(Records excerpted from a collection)
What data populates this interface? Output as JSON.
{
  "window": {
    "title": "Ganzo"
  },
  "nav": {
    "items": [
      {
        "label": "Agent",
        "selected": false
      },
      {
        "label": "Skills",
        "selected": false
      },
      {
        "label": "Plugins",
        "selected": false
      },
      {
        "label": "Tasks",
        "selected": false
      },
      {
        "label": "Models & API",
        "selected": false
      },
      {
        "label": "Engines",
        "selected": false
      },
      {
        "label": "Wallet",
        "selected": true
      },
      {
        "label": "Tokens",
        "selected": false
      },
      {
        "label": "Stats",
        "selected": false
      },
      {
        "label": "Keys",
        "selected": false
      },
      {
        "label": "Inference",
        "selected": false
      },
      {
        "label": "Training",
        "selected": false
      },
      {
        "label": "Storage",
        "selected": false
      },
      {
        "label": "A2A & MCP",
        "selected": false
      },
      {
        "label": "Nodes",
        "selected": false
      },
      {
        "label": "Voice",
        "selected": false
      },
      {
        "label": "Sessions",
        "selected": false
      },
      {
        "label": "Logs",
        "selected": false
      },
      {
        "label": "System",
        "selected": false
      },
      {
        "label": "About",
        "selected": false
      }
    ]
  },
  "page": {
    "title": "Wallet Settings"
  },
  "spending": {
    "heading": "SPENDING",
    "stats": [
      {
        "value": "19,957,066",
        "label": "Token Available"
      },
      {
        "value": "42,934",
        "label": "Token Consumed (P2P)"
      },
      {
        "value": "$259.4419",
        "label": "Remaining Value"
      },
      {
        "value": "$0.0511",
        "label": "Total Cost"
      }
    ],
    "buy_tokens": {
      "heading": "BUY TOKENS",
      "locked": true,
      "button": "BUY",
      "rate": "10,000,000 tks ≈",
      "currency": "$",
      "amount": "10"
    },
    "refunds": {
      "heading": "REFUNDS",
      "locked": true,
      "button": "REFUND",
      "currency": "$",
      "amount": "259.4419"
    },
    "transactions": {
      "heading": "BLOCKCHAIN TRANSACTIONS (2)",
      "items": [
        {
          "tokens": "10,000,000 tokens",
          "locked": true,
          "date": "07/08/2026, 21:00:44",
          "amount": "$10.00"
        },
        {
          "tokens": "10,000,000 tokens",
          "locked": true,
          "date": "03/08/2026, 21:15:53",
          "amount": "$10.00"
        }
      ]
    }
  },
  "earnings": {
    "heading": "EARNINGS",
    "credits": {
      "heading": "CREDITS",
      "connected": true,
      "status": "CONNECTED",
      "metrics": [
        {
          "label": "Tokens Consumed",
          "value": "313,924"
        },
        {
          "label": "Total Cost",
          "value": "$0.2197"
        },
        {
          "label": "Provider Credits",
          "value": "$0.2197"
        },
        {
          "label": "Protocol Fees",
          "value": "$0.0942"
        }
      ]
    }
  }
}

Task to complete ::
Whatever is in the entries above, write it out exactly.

Your solution ::
What data populates this interface? Output as JSON.
{
  "window": {
    "title": "Ganzo"
  },
  "nav": {
    "items": [
      {
        "label": "Agent",
        "selected": false
      },
      {
        "label": "Skills",
        "selected": false
      },
      {
        "label": "Plugins",
        "selected": false
      },
      {
        "label": "Tasks",
        "selected": false
      },
      {
        "label": "Models & API",
        "selected": false
      },
      {
        "label": "Engines",
        "selected": false
      },
      {
        "label": "Wallet",
        "selected": true
      },
      {
        "label": "Tokens",
        "selected": false
      },
      {
        "label": "Stats",
        "selected": false
      },
      {
        "label": "Keys",
        "selected": false
      },
      {
        "label": "Inference",
        "selected": false
      },
      {
        "label": "Training",
        "selected": false
      },
      {
        "label": "Storage",
        "selected": false
      },
      {
        "label": "A2A & MCP",
        "selected": false
      },
      {
        "label": "Nodes",
        "selected": false
      },
      {
        "label": "Voice",
        "selected": false
      },
      {
        "label": "Sessions",
        "selected": false
      },
      {
        "label": "Logs",
        "selected": false
      },
      {
        "label": "System",
        "selected": false
      },
      {
        "label": "About",
        "selected": false
      }
    ]
  },
  "page": {
    "title": "Wallet Settings"
  },
  "spending": {
    "heading": "SPENDING",
    "stats": [
      {
        "value": "19,957,066",
        "label": "Token Available"
      },
      {
        "value": "42,934",
        "label": "Token Consumed (P2P)"
      },
      {
        "value": "$259.4419",
        "label": "Remaining Value"
      },
      {
        "value": "$0.0511",
        "label": "Total Cost"
      }
    ],
    "buy_tokens": {
      "heading": "BUY TOKENS",
      "locked": true,
      "button": "BUY",
      "rate": "10,000,000 tks ≈",
      "currency": "$",
      "amount": "10"
    },
    "refunds": {
      "heading": "REFUNDS",
      "locked": true,
      "button": "REFUND",
      "currency": "$",
      "amount": "259.4419"
    },
    "transactions": {
      "heading": "BLOCKCHAIN TRANSACTIONS (2)",
      "items": [
        {
          "tokens": "10,000,000 tokens",
          "locked": true,
          "date": "07/08/2026, 21:00:44",
          "amount": "$10.00"
        },
        {
          "tokens": "10,000,000 tokens",
          "locked": true,
          "date": "03/08/2026, 21:15:53",
          "amount": "$10.00"
        }
      ]
    }
  },
  "earnings": {
    "heading": "EARNINGS",
    "credits": {
      "heading": "CREDITS",
      "connected": true,
      "status": "CONNECTED",
      "metrics": [
        {
          "label": "Tokens Consumed",
          "value": "313,924"
        },
        {
          "label": "Total Cost",
          "value": "$0.2197"
        },
        {
          "label": "Provider Credits",
          "value": "$0.2197"
        },
        {
          "label": "Protocol Fees",
          "value": "$0.0942"
        }
      ]
    }
  }
}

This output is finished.